(Stored data)

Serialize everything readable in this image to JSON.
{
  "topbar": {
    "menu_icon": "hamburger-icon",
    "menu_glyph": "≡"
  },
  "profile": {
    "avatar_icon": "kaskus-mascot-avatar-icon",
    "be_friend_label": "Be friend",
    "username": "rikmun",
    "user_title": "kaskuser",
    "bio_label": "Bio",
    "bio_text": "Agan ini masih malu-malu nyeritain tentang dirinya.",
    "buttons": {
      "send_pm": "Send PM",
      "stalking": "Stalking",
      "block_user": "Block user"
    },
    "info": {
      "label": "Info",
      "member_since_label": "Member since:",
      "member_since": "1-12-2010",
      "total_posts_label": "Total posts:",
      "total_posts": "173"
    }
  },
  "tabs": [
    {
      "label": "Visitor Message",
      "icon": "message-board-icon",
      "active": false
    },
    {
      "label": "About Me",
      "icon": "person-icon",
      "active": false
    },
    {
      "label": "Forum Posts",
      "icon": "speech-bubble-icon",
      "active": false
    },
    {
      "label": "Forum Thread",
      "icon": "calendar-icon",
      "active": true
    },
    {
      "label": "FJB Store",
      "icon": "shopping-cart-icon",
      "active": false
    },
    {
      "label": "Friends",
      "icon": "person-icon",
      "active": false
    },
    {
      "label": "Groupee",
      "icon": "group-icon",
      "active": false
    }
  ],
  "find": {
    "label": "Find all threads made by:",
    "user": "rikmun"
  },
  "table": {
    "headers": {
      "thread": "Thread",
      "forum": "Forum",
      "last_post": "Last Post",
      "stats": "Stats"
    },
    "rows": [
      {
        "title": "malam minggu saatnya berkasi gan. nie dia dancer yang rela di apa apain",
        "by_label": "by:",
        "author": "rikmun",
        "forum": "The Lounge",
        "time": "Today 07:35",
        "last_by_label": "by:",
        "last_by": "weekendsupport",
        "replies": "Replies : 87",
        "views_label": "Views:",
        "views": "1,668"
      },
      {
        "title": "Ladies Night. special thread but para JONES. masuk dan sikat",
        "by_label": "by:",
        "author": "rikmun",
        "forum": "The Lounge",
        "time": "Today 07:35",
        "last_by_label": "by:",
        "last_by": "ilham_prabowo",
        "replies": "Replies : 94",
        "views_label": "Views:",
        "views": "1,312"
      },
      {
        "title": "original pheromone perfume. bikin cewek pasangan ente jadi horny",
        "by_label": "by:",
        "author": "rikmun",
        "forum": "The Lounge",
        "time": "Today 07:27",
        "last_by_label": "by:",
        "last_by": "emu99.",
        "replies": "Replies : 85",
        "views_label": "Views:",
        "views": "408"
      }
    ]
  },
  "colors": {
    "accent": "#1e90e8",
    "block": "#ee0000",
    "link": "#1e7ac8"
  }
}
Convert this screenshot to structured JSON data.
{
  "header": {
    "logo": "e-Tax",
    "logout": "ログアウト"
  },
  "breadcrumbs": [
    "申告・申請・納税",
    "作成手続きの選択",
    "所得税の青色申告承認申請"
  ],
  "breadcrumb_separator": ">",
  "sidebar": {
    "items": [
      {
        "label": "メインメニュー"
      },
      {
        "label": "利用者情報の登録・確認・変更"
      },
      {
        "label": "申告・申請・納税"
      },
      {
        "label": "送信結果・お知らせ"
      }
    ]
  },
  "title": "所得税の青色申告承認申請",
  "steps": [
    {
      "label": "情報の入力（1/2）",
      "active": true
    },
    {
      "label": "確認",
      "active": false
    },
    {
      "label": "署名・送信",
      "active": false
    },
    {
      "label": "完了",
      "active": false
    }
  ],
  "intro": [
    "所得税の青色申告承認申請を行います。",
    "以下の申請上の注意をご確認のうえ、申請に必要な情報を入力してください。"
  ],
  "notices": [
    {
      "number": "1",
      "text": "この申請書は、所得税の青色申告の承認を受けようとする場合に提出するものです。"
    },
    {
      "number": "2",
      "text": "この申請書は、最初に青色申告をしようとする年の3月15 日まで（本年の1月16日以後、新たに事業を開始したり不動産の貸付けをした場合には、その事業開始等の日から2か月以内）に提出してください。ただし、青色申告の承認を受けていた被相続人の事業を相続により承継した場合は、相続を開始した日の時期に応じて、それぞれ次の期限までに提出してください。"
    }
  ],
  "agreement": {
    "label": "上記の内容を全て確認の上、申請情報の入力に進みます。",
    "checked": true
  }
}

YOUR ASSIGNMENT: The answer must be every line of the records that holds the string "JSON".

RESPONSE AREA:
Serialize everything readable in this image to JSON.
Convert this screenshot to structured JSON data.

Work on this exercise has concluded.